# Is it possible to use a MOSFET for Li-ion reverse polarity protection when protecting a charger?

I've made a simple charger out of 4 TP4056 modules and 4 18650 sockets. These modules have overcharge, undercharge and overcurrent protection included, but I also want to know how simple it would be to make it also reverse-polarity protected since that condition is much more likely as the above 3 combined, given that I'll swap batteries often and am bound to be mistaken once in a while. I'll also likely build some chargers for other people for their needs and this could be a nice feature. Could I just use the MOSFET trick to make reverse polarity protection for the charger or is there something I'm missing?

• The "mosfet trick" would only work if you put the mosfet on the battery. Doesn't work if they're on the charger since the charger will always be the "correct polarity." – Dave Jan 28 '16 at 12:35
• Then the diode is pointing the wrong way, you will need a bit of a circuit to make it work correctly. – user1582568 Jan 28 '16 at 12:43

The p-mosfet trick won't work as both sides supply voltage. You could use a latching circuit (P-mosfet + npn bjt) but it would only work for the first battery you charge, unless you power cycle the circuit every time you change the battery. A further improvement would be to use a microcontroller to check the battery status before turning on a MOSFET, but at that point it is getting stupidly complex.

The cheapest and easiest method would be to use a diode and a fuse as protection.

simulate this circuit – Schematic created using CircuitLab

If you were to add the battery in backwards, the diode would protect the charger IC from the bulk of the current while the fuse would disconnect the battery. Don't use a 1N4148, (they are low current signal diodes), I forgot to remove the name. A >2A schottky diode would be ideal.

EDIT:
The latching circuit previously mentioned would look like this:

simulate this circuit

When initially given power, R1 pulls the gate of the MOSFET close to the source, keeping the mosfet from turning on. Once a lithium cell to be charged is added, current from the cell flows trough R2 to the base of Q1, turning it on. Q1 then pulls the gate of the MOSFET low turning it on. If the battery is connected backwards Q1 never turns on and the MOSFET never conducts. D1 is there to protect the base of Q1 from the negative voltage of the battery.

The problem is that even after removing the cell the MOSFET stays on, allowing Q1 to stay on and keep pulling the gate low in a positive feedback loop.

Now that I think of it, the latching circuit would work after all: If the MOSFET is on when adding a cell the wrong way, the charger IC goes into short circuit protection which causes the charger output voltage to fall below the threshold voltage of the MOSFET switching it off, and interrupting current flow.

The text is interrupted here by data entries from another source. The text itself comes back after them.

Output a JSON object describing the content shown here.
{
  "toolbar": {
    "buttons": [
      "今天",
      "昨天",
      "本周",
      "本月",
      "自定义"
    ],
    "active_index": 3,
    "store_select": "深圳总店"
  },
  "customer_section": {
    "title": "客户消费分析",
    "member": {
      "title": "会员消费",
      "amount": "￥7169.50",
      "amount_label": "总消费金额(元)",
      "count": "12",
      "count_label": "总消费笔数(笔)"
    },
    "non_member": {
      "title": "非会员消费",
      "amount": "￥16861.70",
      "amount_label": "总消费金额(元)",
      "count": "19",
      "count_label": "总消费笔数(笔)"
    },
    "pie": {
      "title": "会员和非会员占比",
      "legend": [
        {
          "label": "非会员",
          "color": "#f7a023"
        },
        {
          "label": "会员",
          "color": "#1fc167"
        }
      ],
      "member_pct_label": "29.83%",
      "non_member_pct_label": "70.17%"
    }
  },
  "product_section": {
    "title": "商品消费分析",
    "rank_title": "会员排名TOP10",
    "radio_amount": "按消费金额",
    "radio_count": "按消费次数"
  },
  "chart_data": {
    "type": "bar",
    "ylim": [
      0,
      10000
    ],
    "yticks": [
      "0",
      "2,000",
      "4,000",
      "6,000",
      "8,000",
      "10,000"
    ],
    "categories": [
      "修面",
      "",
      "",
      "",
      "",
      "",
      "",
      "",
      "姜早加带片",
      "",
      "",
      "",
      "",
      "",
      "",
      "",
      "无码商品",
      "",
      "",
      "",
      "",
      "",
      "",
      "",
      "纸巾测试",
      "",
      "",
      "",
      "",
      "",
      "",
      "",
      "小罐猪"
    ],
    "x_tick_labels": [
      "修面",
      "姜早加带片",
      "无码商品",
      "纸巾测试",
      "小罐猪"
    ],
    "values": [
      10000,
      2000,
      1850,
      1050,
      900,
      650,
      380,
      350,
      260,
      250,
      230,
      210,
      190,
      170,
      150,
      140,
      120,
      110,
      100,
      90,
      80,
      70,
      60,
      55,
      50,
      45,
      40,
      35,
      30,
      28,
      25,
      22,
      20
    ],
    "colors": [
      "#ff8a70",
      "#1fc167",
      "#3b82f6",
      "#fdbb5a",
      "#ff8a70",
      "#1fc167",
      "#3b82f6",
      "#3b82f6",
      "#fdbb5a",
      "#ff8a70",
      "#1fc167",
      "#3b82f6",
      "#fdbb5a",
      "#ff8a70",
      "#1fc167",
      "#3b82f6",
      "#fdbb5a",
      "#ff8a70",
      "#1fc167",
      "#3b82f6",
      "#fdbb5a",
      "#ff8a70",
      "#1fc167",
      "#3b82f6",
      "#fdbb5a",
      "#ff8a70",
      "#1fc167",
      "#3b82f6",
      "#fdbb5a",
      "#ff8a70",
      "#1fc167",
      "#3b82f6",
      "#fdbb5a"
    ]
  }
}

• To the OP: This is probably your best bet. You can probably find a PTC to use instead of a fuse. There is probably a way to get a MOSFET to do the job, but it will not be easy. I think if you draw it out with the MOSFET, and showing the body diode, you will see why. – mkeith Jan 28 '16 at 21:23
• Thank you for the suggestion! Could you give me a link or tell me about the latching circuit you're speaking about? I'd be very interested to see how it works. – Арсений Пичугин Jan 29 '16 at 17:20
• Thank you very much! I'll research how the circuit works, as well as probably use it in my device. I guess I also have a charger module that can be destroyed, so I can test if the last circuit works - for science =) – Арсений Пичугин Feb 6 '16 at 16:29

Jms's solution works. I tested it with a 30V/1.1A RUEF110 (thanks mkeith) PTC fuse, and it does the trick, the tp4056 does not even get hot. By the way im using a random diode i found. Sometimes the cheapest and the most simple solution is the best! Only drawback - it will take a few seconds after the short for the ptc to recover though.

Thank you for the simple solution, i have worked a lot with tp4056 and have blown my diy tp4056 parralel 10A chargers with reverse polarity on the battery ends. I thought of using a mosfet but my solution came to same problems as jms-s. So forget the mosfet idea.

• This is not a complete answer. If you can elaborate more on your diode solution (rather than to agree with an existing answer), then you would be contributing to the question and overall range of answers. But currently your response is a comment. – efox29 Sep 28 '16 at 17:49

I have successfully done this on several projects so far. I found this video at hackaday, which explains very nicely how it works.